Have you heard the saying “plan for the worst and hope for the best”? There’s a lot of truth to this with regards to risk management.

Risk management is all about planning for the worst in order to be prepared for if and when the worst comes to pass. This is what legal resilience is all about, the ability for your farm or ranch business to bounce back after the fallout.

Remember: Planning is bringing the future into the present so that you can do something about it now.

In risk management we start by imaging the worst things that could happen and work backwards from there to put a management plan together. Generally speaking, this is what you’re doing by creating a governance document. You’re creating a process for dealing with the heavy stuff of life as it relates to your business (death, divorce, disputes, disability, and debt), as well as the more day-to -day stuff (business contributions, compensation, decision making, meetings, roles and responsibilities).

Mapping out the constellation of “worst things” you want to manage through your governance document is the first step to writing one.

This is an effective exercise to do together with your business partner(s).

Farming with Love

If you are operating the business with a romantic partner or spouse, it can feel awkward, tough, or just plain wrong to imagine the worst.

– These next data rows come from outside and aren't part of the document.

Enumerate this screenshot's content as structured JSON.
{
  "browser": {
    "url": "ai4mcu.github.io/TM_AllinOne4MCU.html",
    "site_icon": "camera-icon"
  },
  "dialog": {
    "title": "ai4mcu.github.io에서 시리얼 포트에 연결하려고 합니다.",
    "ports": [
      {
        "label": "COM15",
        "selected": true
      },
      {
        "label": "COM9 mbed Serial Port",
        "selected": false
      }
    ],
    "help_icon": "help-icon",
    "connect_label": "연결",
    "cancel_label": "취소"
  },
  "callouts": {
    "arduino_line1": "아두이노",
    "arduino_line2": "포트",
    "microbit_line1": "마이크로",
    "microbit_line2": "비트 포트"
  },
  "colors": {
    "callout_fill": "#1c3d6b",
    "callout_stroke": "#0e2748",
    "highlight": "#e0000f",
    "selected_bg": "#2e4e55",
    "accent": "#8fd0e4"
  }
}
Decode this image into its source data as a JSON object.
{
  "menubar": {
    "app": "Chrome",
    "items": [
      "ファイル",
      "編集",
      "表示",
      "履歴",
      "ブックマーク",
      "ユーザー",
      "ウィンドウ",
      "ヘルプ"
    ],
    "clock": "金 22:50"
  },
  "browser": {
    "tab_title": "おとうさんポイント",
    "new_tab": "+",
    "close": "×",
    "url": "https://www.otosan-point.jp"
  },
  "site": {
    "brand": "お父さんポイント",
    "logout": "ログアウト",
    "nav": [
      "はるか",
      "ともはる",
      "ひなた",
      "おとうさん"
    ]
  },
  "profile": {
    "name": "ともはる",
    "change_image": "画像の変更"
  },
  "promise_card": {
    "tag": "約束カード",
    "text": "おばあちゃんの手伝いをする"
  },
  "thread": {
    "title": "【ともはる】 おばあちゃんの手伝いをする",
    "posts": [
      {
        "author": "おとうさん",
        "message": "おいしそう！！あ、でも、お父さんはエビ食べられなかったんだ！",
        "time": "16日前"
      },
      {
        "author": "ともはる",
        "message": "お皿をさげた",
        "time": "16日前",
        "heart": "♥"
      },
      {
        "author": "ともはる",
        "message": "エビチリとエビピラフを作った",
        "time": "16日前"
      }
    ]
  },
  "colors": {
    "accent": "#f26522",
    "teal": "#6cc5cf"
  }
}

It can be helpful to think of this exercise as a means of strengthening your relationship, specifically at the point where your personal relationship and the farm business intersect. Keep in mind, you are doing this work to support both!

Try this: Planning for the Worst Things (~1HR exercise)

  1. Gather together with your business partner(s) and assign a notetaker.
  2. Take 15-20 minutes to reflect together on your farm or ranch business as it is right now: How do you relate to each other as business partners? What roles and responsibilities do you each have? How do you currently make decisions for the business? What do each of you have invested in the business? Write these reflections down as you go.
  3. With your reflections in mind, take 30-40 minutes to discuss and identify the absolute worst things that could happen between you and your partner(s) in relation to the business. It’s important to give each partner time to share the worst things they can envision happening. Pay attention to areas of overlap and contrast, without judgment or blame. This exercise is about hearing each other’s fears, and holding space for vulnerability in order to support each other. This is about understanding.
  4. After everyone has shared, write down the “worst things” that could happen into a numbered list, either in a notebook or word document. Aim for no more than 10 “worst things.”

For example:

  • A business partner takes out a loan that’s more than we can afford to pay off…
  • As business partners who are also romantic partners, we break up..
  • One of us gets injured and can’t farm anymore…

Well done! That was not an easy task, but it’s an important one as you are setting a baseline for the issues your governance document will help you to manage. Now, let’s shift perspective to where you want to go and how you want to shape that path in Step 2.